Third, we invite writings that critically theorize race beyond understandings of "race" as a descriptive (sociological) category. By explicitly foregrounding white supremacy, antiblackness, and settler colonialism as logics and social formations intimately abetted by race and racism, pertinent essays should provide trenchant critiques of how and why race, racism, and antiblackness persist and not merely state or describe their persistence.

Fourth, we welcome critical works that reflect intersectional, feminist, queer, and trans analyses that treat categories such as race, class, gender, and sexuality not as additive modes of identity, oppression, or discrimination—but rather as constitutive, as robust analytics for critically apprehending and theorizing alternatives.

Essay Submission Guidelines
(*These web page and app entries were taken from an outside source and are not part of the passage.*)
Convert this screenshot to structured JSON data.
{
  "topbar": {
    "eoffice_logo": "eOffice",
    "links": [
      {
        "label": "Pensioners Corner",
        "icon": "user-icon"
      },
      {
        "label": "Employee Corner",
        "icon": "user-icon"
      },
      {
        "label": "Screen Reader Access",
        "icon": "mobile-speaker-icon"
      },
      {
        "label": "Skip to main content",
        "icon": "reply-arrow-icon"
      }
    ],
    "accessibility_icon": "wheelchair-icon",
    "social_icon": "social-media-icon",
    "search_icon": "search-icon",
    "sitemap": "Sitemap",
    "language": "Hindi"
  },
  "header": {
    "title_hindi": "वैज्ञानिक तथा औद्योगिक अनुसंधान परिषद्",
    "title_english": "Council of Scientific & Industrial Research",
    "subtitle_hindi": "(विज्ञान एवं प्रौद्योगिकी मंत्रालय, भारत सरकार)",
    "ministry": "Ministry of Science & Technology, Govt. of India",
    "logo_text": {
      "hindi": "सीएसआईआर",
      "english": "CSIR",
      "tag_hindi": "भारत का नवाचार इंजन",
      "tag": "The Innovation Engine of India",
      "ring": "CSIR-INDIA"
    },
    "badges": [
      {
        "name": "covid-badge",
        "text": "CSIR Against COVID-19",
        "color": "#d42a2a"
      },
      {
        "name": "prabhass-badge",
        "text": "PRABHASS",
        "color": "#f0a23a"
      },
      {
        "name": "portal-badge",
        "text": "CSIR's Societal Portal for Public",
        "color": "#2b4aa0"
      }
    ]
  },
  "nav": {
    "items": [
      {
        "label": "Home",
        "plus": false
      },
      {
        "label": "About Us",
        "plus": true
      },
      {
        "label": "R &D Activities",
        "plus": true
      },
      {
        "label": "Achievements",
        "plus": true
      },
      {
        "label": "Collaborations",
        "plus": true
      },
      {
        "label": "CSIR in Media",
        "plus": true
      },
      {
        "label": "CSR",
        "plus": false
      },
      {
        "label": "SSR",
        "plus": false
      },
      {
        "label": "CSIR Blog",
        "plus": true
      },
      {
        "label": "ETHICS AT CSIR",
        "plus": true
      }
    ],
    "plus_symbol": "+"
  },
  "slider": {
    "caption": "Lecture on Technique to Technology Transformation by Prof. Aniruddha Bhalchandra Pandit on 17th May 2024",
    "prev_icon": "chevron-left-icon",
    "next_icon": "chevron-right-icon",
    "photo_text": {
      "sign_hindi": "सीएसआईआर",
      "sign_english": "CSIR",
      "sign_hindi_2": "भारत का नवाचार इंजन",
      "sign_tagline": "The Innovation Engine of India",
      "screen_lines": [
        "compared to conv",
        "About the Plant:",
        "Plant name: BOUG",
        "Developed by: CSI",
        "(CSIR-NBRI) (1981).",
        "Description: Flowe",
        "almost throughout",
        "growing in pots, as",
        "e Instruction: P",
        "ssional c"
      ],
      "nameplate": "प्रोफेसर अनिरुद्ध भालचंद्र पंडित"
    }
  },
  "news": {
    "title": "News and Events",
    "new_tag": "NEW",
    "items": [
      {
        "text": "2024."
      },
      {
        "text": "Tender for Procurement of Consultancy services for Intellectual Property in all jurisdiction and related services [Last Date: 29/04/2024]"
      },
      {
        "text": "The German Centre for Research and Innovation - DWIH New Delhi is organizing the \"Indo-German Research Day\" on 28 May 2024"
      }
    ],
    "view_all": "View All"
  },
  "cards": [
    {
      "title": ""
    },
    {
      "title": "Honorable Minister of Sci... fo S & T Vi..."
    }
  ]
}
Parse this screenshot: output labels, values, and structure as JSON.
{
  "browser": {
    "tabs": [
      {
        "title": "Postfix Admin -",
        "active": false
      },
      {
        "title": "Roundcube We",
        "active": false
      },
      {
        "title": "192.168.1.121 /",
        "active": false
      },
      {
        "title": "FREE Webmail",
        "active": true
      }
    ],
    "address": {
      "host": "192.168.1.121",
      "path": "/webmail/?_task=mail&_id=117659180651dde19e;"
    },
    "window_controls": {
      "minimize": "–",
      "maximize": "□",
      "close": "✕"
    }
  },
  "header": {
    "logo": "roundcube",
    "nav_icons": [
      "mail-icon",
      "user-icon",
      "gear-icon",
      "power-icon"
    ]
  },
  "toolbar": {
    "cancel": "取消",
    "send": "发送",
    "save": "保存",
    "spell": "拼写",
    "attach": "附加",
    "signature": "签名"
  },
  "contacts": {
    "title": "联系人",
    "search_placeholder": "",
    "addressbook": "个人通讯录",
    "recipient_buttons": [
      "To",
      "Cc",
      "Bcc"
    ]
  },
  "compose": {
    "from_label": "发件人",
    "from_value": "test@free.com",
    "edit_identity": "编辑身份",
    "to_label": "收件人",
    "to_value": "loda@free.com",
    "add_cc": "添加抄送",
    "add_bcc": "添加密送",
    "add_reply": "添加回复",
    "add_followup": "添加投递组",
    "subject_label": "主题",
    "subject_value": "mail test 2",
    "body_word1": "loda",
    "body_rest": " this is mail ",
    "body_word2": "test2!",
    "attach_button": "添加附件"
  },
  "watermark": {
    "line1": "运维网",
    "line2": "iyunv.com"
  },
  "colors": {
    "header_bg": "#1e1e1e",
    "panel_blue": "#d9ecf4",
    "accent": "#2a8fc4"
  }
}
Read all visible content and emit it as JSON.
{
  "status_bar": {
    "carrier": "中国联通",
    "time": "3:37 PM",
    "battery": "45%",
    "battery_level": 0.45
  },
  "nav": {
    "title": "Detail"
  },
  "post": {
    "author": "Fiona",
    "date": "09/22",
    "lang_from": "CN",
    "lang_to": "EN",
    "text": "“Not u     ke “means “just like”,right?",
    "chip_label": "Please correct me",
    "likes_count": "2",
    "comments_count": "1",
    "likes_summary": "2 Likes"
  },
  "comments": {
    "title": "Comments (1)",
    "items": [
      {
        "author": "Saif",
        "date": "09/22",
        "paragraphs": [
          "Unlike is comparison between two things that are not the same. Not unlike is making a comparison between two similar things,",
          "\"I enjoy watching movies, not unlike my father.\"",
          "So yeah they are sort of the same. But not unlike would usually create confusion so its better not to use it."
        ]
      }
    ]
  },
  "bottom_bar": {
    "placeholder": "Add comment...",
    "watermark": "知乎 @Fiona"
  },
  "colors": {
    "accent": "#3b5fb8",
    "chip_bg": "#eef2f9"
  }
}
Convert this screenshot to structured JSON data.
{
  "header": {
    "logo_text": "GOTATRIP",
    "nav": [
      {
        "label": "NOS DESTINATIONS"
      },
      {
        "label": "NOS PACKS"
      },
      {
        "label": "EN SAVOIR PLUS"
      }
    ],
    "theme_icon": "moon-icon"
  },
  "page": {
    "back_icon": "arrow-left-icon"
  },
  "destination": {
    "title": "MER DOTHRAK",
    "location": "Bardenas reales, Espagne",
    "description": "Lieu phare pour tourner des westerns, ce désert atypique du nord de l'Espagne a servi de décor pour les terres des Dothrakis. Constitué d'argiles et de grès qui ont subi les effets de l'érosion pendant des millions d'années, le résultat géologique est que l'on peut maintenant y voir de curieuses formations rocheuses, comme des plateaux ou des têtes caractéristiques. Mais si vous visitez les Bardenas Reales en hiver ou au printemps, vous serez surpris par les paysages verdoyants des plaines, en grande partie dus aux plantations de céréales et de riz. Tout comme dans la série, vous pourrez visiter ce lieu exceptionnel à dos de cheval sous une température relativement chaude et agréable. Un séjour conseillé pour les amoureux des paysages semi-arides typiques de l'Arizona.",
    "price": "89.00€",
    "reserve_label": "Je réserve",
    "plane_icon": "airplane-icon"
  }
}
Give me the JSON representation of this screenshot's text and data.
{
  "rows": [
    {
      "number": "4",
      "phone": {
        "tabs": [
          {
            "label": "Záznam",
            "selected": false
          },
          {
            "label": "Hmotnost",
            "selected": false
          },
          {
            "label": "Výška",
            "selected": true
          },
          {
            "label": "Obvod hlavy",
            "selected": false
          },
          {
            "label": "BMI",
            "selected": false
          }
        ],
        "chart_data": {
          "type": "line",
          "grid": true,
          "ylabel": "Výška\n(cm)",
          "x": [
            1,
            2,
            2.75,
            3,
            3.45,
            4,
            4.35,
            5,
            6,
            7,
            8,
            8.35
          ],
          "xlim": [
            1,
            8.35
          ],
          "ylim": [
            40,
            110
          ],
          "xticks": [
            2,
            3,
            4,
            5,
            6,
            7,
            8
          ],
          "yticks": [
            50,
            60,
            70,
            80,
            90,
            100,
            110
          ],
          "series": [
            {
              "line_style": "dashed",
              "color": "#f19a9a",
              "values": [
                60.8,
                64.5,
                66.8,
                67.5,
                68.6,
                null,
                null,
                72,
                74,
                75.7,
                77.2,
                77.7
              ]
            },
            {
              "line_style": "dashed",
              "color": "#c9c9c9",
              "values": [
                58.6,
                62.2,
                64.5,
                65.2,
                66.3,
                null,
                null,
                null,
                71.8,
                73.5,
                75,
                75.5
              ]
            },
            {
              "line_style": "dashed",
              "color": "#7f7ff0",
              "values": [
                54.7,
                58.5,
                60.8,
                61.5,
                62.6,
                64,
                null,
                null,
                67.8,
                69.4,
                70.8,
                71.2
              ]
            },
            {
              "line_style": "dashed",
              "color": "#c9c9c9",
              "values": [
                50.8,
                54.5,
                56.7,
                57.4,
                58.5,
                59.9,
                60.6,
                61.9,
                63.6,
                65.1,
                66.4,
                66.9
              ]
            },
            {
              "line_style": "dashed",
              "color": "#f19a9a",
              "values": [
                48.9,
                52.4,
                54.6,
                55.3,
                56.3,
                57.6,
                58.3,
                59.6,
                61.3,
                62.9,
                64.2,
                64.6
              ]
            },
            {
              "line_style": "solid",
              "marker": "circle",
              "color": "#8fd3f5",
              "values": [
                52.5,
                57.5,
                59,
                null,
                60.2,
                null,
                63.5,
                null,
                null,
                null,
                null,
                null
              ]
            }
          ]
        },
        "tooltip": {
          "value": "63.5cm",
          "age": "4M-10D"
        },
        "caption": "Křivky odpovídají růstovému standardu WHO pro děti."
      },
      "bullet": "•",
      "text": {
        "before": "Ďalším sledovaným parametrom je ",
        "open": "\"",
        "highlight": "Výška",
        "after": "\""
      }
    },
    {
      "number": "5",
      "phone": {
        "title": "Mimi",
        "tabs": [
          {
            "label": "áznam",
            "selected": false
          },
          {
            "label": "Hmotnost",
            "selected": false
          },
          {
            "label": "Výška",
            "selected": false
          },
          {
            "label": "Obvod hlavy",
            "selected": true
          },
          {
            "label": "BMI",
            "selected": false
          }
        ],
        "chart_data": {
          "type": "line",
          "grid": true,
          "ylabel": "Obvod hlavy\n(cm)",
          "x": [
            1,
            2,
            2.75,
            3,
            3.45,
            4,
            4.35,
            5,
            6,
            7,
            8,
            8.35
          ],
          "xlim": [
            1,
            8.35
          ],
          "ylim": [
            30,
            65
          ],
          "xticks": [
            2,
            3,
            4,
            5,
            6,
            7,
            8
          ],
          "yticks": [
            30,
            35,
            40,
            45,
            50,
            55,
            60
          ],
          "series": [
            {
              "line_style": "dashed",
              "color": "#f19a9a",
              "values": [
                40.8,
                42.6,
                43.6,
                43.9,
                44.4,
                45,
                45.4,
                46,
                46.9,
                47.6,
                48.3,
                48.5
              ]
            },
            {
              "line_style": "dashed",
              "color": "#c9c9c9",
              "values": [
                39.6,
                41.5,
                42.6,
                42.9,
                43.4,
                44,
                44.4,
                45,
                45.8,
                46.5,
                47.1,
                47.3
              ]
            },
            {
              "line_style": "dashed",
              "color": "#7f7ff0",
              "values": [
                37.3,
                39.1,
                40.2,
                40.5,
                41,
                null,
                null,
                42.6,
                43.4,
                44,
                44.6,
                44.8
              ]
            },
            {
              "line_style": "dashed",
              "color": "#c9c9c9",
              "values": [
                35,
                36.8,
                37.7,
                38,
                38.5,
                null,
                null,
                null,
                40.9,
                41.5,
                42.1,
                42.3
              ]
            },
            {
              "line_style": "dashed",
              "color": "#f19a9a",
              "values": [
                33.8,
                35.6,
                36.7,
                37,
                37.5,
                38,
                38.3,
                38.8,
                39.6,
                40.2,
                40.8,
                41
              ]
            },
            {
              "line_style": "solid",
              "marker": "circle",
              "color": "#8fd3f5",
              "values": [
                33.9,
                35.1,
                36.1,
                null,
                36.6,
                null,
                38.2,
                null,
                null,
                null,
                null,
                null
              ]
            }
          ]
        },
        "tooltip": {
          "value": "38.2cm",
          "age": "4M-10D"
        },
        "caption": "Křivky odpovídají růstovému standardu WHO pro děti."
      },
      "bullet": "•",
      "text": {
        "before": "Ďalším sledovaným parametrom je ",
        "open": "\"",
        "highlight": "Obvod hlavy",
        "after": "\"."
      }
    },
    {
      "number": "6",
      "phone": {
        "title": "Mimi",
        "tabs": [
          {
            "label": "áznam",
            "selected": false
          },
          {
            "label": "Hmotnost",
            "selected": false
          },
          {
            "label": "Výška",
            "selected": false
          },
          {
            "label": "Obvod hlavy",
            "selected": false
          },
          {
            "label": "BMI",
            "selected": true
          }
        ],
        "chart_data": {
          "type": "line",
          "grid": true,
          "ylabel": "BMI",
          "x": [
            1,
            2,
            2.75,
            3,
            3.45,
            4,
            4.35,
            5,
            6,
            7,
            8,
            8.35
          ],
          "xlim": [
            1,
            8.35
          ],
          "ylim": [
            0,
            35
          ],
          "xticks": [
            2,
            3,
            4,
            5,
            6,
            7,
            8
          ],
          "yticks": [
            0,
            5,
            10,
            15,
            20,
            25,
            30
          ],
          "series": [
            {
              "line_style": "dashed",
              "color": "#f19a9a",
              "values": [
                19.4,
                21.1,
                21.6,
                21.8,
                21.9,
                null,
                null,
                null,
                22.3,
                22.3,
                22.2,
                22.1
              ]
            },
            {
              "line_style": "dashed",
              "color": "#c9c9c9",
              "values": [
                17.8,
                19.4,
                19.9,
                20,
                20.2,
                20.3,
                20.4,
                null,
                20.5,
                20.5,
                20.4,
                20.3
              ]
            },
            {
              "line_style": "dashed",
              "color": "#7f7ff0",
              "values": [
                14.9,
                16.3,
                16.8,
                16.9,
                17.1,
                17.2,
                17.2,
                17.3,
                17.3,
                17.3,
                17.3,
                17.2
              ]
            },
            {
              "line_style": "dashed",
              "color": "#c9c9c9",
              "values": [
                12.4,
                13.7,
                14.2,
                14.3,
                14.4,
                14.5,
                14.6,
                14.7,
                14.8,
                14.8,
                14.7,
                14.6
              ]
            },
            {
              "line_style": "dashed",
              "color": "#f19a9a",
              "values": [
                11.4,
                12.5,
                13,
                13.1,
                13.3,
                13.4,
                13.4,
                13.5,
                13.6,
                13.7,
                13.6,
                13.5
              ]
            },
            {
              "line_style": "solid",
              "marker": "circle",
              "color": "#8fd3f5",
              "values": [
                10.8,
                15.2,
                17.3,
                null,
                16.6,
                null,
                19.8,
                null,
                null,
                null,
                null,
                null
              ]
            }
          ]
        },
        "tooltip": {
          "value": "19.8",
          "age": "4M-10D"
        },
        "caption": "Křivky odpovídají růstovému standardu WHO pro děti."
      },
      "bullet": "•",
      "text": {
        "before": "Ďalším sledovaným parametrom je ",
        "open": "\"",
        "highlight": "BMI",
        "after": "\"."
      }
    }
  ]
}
The journal is peer-reviewed and published bi-annually by the University of Minnesota Press.

Essays (between 6,000 and 10,000 words) should be prepared according to the most recent edition of the Chicago Manual of Style using endnotes and submitted electronically to justice@criticalethnicstudies.org.

Please submit manuscripts in Microsoft Word. Author’s names should not appear on manuscripts. Instead, please include a separate document with the author’s name, email, work address, the title of the article, and abstract (250 words) with your electronic submission. Authors should eliminate any self-identifying information (such as notes or credits). References to the author’s work should be in third person.